# [ABOUT THIS EXERCISE]
Would you please write out each entry that follows, exactly as written?

# [SUPPLIED DATA]
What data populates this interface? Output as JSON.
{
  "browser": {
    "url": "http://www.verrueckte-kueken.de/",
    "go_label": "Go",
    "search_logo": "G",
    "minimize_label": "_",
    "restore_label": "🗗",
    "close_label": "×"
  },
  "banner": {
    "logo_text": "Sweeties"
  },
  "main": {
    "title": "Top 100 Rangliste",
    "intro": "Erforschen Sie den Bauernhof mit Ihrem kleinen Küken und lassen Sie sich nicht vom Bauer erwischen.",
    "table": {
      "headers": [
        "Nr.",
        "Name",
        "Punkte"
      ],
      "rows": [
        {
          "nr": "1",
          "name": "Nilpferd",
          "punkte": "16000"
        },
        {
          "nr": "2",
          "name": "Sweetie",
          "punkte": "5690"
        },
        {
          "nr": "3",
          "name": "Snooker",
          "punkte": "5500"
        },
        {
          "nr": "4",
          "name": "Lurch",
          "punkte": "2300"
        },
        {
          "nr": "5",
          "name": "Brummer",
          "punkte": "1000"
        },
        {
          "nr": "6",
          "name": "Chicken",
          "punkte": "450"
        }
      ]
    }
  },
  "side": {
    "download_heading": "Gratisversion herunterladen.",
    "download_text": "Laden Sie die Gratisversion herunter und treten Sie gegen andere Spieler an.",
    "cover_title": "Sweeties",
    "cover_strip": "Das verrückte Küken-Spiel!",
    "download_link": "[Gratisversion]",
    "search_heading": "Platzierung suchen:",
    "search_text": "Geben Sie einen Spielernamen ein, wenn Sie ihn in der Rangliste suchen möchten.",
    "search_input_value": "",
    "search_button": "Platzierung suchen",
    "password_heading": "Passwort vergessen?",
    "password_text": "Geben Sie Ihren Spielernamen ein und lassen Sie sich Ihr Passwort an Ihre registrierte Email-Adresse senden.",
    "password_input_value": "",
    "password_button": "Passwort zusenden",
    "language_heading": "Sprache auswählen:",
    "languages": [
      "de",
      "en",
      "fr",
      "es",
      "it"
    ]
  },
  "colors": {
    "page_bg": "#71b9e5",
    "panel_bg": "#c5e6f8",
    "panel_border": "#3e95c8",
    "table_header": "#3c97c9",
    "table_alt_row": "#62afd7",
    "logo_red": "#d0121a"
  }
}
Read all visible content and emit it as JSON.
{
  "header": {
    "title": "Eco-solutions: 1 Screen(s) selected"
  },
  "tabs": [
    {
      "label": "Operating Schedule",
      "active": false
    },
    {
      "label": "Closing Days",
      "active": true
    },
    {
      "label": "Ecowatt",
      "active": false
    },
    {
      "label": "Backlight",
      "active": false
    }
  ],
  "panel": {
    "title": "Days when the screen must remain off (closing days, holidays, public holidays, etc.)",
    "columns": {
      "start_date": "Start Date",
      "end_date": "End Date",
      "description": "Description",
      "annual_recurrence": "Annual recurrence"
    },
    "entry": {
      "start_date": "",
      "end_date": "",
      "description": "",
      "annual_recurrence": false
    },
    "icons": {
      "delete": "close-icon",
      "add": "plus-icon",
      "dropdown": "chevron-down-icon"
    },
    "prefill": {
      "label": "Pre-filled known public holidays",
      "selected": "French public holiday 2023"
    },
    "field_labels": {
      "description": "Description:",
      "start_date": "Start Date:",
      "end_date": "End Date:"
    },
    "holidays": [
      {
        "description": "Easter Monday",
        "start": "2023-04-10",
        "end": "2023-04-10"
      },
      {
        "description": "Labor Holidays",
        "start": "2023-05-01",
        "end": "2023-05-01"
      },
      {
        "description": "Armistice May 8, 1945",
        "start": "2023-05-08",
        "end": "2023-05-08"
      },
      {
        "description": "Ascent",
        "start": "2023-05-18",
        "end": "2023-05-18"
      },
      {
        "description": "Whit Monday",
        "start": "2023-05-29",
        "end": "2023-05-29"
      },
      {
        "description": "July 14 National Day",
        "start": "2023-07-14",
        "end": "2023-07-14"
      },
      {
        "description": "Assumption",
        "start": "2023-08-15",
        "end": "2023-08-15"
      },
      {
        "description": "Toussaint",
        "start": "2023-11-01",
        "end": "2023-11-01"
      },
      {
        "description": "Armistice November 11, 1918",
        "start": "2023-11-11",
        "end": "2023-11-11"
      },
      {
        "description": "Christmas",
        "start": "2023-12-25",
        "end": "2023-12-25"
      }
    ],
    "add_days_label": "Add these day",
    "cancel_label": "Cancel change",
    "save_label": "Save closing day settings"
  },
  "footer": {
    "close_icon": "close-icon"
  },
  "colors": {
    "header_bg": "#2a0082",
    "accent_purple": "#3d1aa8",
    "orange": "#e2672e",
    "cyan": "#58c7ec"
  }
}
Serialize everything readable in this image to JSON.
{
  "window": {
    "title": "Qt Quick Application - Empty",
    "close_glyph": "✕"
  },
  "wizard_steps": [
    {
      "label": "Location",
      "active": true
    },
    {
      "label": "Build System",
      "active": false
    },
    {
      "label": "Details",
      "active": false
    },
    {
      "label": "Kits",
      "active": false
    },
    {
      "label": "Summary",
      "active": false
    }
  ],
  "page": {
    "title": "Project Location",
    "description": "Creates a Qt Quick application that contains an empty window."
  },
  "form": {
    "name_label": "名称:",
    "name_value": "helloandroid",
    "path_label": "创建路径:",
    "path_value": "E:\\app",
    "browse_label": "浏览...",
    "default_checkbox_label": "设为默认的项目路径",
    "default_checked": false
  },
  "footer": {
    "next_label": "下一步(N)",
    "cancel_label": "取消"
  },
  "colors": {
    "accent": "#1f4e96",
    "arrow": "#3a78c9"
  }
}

# [YOUR SOLUTION]
What data populates this interface? Output as JSON.
{
  "browser": {
    "url": "http://www.verrueckte-kueken.de/",
    "go_label": "Go",
    "search_logo": "G",
    "minimize_label": "_",
    "restore_label": "🗗",
    "close_label": "×"
  },
  "banner": {
    "logo_text": "Sweeties"
  },
  "main": {
    "title": "Top 100 Rangliste",
    "intro": "Erforschen Sie den Bauernhof mit Ihrem kleinen Küken und lassen Sie sich nicht vom Bauer erwischen.",
    "table": {
      "headers": [
        "Nr.",
        "Name",
        "Punkte"
      ],
      "rows": [
        {
          "nr": "1",
          "name": "Nilpferd",
          "punkte": "16000"
        },
        {
          "nr": "2",
          "name": "Sweetie",
          "punkte": "5690"
        },
        {
          "nr": "3",
          "name": "Snooker",
          "punkte": "5500"
        },
        {
          "nr": "4",
          "name": "Lurch",
          "punkte": "2300"
        },
        {
          "nr": "5",
          "name": "Brummer",
          "punkte": "1000"
        },
        {
          "nr": "6",
          "name": "Chicken",
          "punkte": "450"
        }
      ]
    }
  },
  "side": {
    "download_heading": "Gratisversion herunterladen.",
    "download_text": "Laden Sie die Gratisversion herunter und treten Sie gegen andere Spieler an.",
    "cover_title": "Sweeties",
    "cover_strip": "Das verrückte Küken-Spiel!",
    "download_link": "[Gratisversion]",
    "search_heading": "Platzierung suchen:",
    "search_text": "Geben Sie einen Spielernamen ein, wenn Sie ihn in der Rangliste suchen möchten.",
    "search_input_value": "",
    "search_button": "Platzierung suchen",
    "password_heading": "Passwort vergessen?",
    "password_text": "Geben Sie Ihren Spielernamen ein und lassen Sie sich Ihr Passwort an Ihre registrierte Email-Adresse senden.",
    "password_input_value": "",
    "password_button": "Passwort zusenden",
    "language_heading": "Sprache auswählen:",
    "languages": [
      "de",
      "en",
      "fr",
      "es",
      "it"
    ]
  },
  "colors": {
    "page_bg": "#71b9e5",
    "panel_bg": "#c5e6f8",
    "panel_border": "#3e95c8",
    "table_header": "#3c97c9",
    "table_alt_row": "#62afd7",
    "logo_red": "#d0121a"
  }
}
Read all visible content and emit it as JSON.
{
  "header": {
    "title": "Eco-solutions: 1 Screen(s) selected"
  },
  "tabs": [
    {
      "label": "Operating Schedule",
      "active": false
    },
    {
      "label": "Closing Days",
      "active": true
    },
    {
      "label": "Ecowatt",
      "active": false
    },
    {
      "label": "Backlight",
      "active": false
    }
  ],
  "panel": {
    "title": "Days when the screen must remain off (closing days, holidays, public holidays, etc.)",
    "columns": {
      "start_date": "Start Date",
      "end_date": "End Date",
      "description": "Description",
      "annual_recurrence": "Annual recurrence"
    },
    "entry": {
      "start_date": "",
      "end_date": "",
      "description": "",
      "annual_recurrence": false
    },
    "icons": {
      "delete": "close-icon",
      "add": "plus-icon",
      "dropdown": "chevron-down-icon"
    },
    "prefill": {
      "label": "Pre-filled known public holidays",
      "selected": "French public holiday 2023"
    },
    "field_labels": {
      "description": "Description:",
      "start_date": "Start Date:",
      "end_date": "End Date:"
    },
    "holidays": [
      {
        "description": "Easter Monday",
        "start": "2023-04-10",
        "end": "2023-04-10"
      },
      {
        "description": "Labor Holidays",
        "start": "2023-05-01",
        "end": "2023-05-01"
      },
      {
        "description": "Armistice May 8, 1945",
        "start": "2023-05-08",
        "end": "2023-05-08"
      },
      {
        "description": "Ascent",
        "start": "2023-05-18",
        "end": "2023-05-18"
      },
      {
        "description": "Whit Monday",
        "start": "2023-05-29",
        "end": "2023-05-29"
      },
      {
        "description": "July 14 National Day",
        "start": "2023-07-14",
        "end": "2023-07-14"
      },
      {
        "description": "Assumption",
        "start": "2023-08-15",
        "end": "2023-08-15"
      },
      {
        "description": "Toussaint",
        "start": "2023-11-01",
        "end": "2023-11-01"
      },
      {
        "description": "Armistice November 11, 1918",
        "start": "2023-11-11",
        "end": "2023-11-11"
      },
      {
        "description": "Christmas",
        "start": "2023-12-25",
        "end": "2023-12-25"
      }
    ],
    "add_days_label": "Add these day",
    "cancel_label": "Cancel change",
    "save_label": "Save closing day settings"
  },
  "footer": {
    "close_icon": "close-icon"
  },
  "colors": {
    "header_bg": "#2a0082",
    "accent_purple": "#3d1aa8",
    "orange": "#e2672e",
    "cyan": "#58c7ec"
  }
}
Serialize everything readable in this image to JSON.
{
  "window": {
    "title": "Qt Quick Application - Empty",
    "close_glyph": "✕"
  },
  "wizard_steps": [
    {
      "label": "Location",
      "active": true
    },
    {
      "label": "Build System",
      "active": false
    },
    {
      "label": "Details",
      "active": false
    },
    {
      "label": "Kits",
      "active": false
    },
    {
      "label": "Summary",
      "active": false
    }
  ],
  "page": {
    "title": "Project Location",
    "description": "Creates a Qt Quick application that contains an empty window."
  },
  "form": {
    "name_label": "名称:",
    "name_value": "helloandroid",
    "path_label": "创建路径:",
    "path_value": "E:\\app",
    "browse_label": "浏览...",
    "default_checkbox_label": "设为默认的项目路径",
    "default_checked": false
  },
  "footer": {
    "next_label": "下一步(N)",
    "cancel_label": "取消"
  },
  "colors": {
    "accent": "#1f4e96",
    "arrow": "#3a78c9"
  }
}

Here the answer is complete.